Even we didnt guess it would be this good. When I wrote last month about Speedos latest swimsuit—an extremely high-tech full-body wonder—three world records had already been broken by LZR-clad swimmers. Coincidence? Maybe. But, after eight more records fell in the past month, the suit is causing some serious waves.
Thanks to advances in fluid mechanics, "futbol" may become even more fun to watch
By Brett ZardaPosted 03.20.2008 at 12:26 pm 1 Comment
In its raw form, d3o looks like slime and molds like Play-Doh, but take a hammer to a clump and it changes to a stiff rubber. This curious substance introduced itself in the 2006 Olympics as a safety lining for the Spyder skiing suits, and that same year, d3o's protective ski hat won PopSci's Best of What's New Award.
Our ace reporter sleuths out the secret electrolyte formula that keeps Maria swinging
By Brett ZardaPosted 03.17.2008 at 6:34 pm 0 Comments
Over the years, researchers at the Gatorade Sports Science Institute (GSSI) have tested hundreds of elite and recreational athletes to better understand hydration. A few months back they stepped on court to analyze the sweat of the worlds fifth ranked womens tennis player, Maria Sharapova. Tiger Woods went through a similar regimen in creating his own custom Gatorade formula, with fancy flavors set to launch this month. Ongoing tests on NFL and NHL players offer similar personalized suggestions on what to drink and when.
An innovative coaching system gives Nike and Apple a run for their money
By Brett ZardaPosted 03.12.2008 at 1:16 pm 2 Comments
Nike is to Apple, as Adidas is to . . . Samsung? In the race to make people run, Adidas is gaining steam with this week's European release of miCoach.
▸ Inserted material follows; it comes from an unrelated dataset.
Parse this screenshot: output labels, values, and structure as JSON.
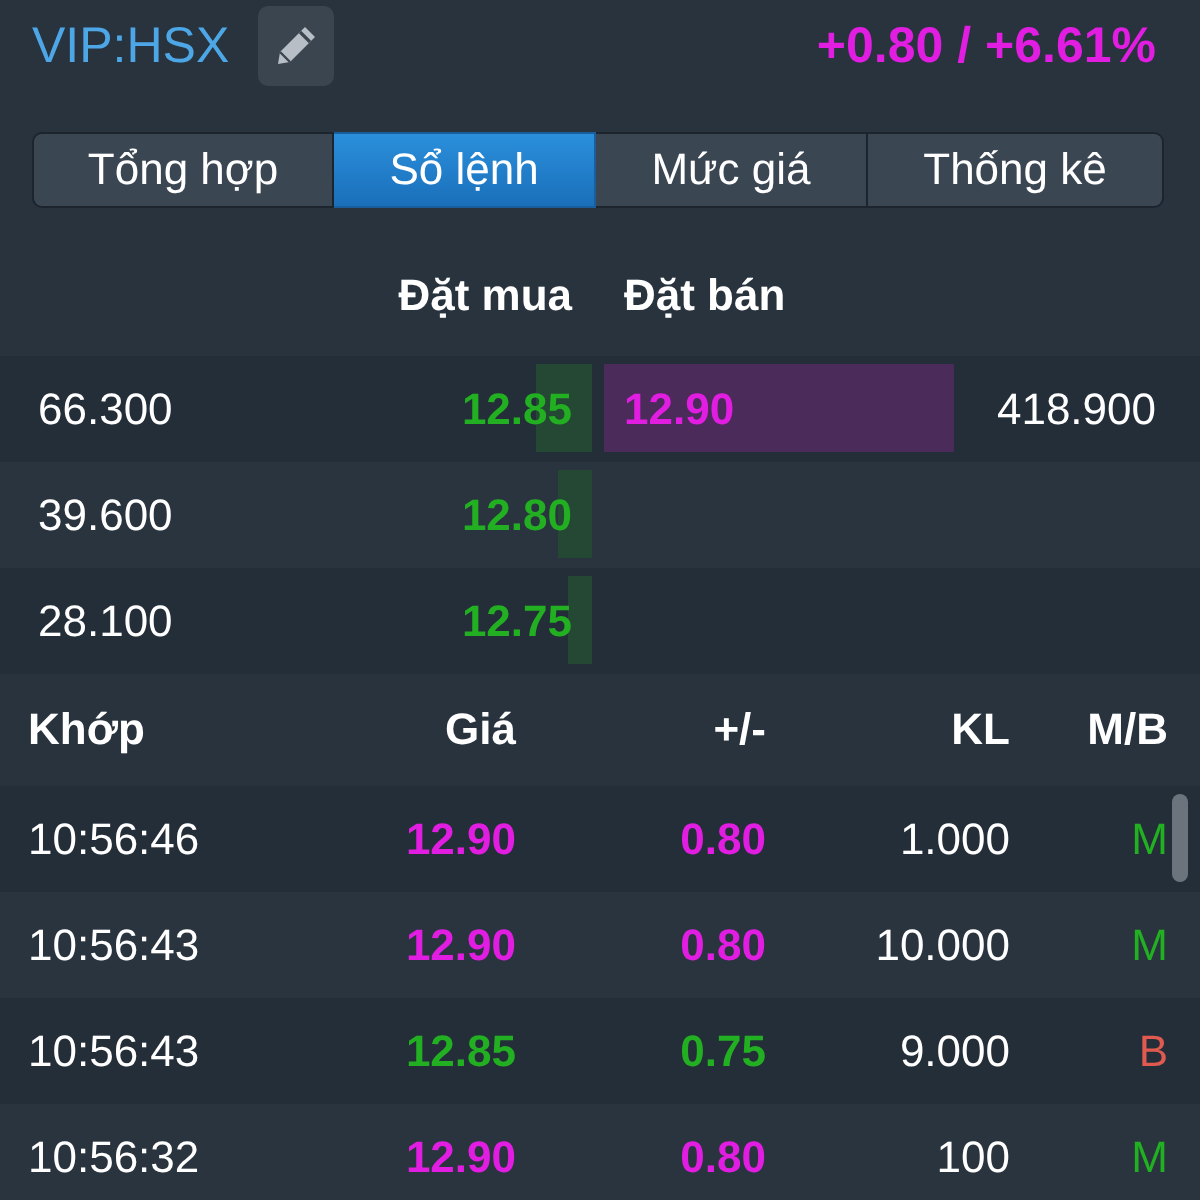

Like the iPod-based Nike + system, at the heart of miCoach lies a Samsung phone that similarly follows your progress and motivates your workout.
The phone wirelessly tracks data from a chest strap heart rate monitor and a stride sensor that hooks onto your laces (an advantage over Apple's system since it lets you keep your sneakers). Workouts are built and analyzed on a full-service website complete with graphic data and recommendations for your fitness objectives.
Rugby is the latest game to follow a growing trend of 3-D broadcasts
By Brett ZardaPosted 03.12.2008 at 12:29 pm 8 Comments
This is probably the first and last reporting on rugby youll see from Popular Science, but when you broadcast a sport live in 3-D (while serving alcohol) some coverage is deserved. On Saturday, a select group of executives got to watch the battle between England and Scotland in three dimensions on a movie screen in West London. For the English in attendance, the extra-vivid depiction of a 15–9 loss to the Scots likely required additional pints, but more importantly spoke to a larger trend in making live 3-D broadcasts a reality. The 2007 NBA All-Star game was similarly telecast in an extra dimension for a few privileged viewers last year while U2 even offers their first 3-D concert to cost-conscious fans via video.
Soccer's governing body surprises its fans and partners by opting for extra refs instead of higher tech
By Brett ZardaPosted 03.11.2008 at 5:32 pm 7 Comments
In an unexpected move, the International Federation of Association Football, soccers governing body, this week pulled the plug on plans to implement a state-of-the-art scoring system. Instead of introducing the dual technologies—a sidelines camera and in-ball chip—officials have opted for a decidedly low-tech solution for better determining whether a goal was scored: two additional linesmen.
More forgiving raceway barriers are a great idea—but Jeff Gordon's recent crash revealed that not all tracks are properly using them
By Brett ZardaPosted 03.07.2008 at 2:10 pm 1 Comment
Its likely that the death of Dale Earnhardt has saved lives. From head restraints to stronger frames, significant action has been taken since the NASCAR stars passing to protect other drivers barreling around walled-in tracks at 200 mph. At the top of the list of developments was the SAFER Wall (Steel and Foam Energy Reduction), developed at the University of Nebraska.